The Government is aiming to have at least 5,000 megawatts of offshore wind off the east and south coast by 2030.

 

The State is unlikely to meet its 2030 offshore wind energy target unless urgent action is taken over the next 12 months to enable more wind farms be built.

This is according to Wind Energy Ireland, which has said the Government is running out of time to meet its milestone of having at least 5,000 megawatts (MW) of offshore wind off the east and south coast.

The commitment, which is contained in the Programme for Government, can only succeed if there are between seven and 10 wind farms operational by 2013. However, Noel Cunniffe, chief executive of the lobby group, said that such a target may not be hit over the next nine years.

“For us to deliver the offshore wind energy we need to decarbonise Ireland’s electricity supply we need a robust marine planning system, a much stronger electricity grid and a firm date for the first offshore renewable electricity auction,” he said.

Mr Cunniffe said while there is a strong pipeline of more than 20,000 MW of offshore wind energy in various stages of development the time to build projects is running out.
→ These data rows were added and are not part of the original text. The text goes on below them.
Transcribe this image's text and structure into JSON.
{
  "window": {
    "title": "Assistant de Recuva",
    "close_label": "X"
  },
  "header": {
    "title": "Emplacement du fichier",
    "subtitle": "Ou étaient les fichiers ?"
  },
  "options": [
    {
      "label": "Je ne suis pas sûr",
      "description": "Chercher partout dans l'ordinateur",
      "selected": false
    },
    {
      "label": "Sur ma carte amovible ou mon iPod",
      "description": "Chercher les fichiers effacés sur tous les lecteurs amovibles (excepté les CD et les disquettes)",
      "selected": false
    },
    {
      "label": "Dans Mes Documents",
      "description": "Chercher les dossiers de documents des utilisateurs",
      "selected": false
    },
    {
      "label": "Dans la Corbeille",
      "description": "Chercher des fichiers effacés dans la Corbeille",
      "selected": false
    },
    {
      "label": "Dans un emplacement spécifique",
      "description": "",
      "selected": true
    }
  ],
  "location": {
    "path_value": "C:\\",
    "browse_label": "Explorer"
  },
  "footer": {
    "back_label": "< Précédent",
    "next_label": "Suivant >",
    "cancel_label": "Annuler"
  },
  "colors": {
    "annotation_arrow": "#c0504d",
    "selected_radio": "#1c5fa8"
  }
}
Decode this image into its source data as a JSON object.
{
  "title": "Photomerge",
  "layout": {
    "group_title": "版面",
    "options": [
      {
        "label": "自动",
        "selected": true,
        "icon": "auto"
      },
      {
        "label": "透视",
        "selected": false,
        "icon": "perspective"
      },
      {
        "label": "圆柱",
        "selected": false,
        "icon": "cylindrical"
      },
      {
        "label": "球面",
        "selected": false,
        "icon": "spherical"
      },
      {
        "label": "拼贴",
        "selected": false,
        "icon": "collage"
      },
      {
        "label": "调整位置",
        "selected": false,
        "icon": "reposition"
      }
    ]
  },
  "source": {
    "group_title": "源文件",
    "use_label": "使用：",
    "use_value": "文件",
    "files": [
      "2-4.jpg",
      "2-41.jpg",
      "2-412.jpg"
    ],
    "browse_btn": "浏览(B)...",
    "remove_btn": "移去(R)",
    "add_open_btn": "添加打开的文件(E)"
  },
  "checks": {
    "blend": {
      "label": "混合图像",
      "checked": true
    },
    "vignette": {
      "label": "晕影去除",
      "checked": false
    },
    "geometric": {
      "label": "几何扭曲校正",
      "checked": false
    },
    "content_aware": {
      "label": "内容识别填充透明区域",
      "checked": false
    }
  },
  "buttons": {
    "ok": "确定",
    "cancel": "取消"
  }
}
“The next 12 months will be absolutely decisive for offshore wind and our 2030 renewable energy targets. We need to see our Government, politicians, departments and State agencies step up the pace,” he said.

Seven recommendations

Wind Energy Ireland, which holds it annual offshore wind energy conference in Naas on Tuesday, has set out seven recommendations that it believes must be acted upon if the 2030 target is to be achieved.

These include the passing of the Maritime Area Planning Bill, and the fixing of a firm date for the first offshore wind energy auction.

“We must acknowledge that, over the previous 18 months, our Government has had to deal with an unprecedented healthcare crisis and to co-ordinate our response to a global pandemic,” said Mr Cunniffe.

“But this does not change the reality that even as progress accelerates, time is quickly running out, and we are seeing a loss of confidence throughout the international supply chain that Ireland will get the key policies and legislation in place to meet its 2030 targets.”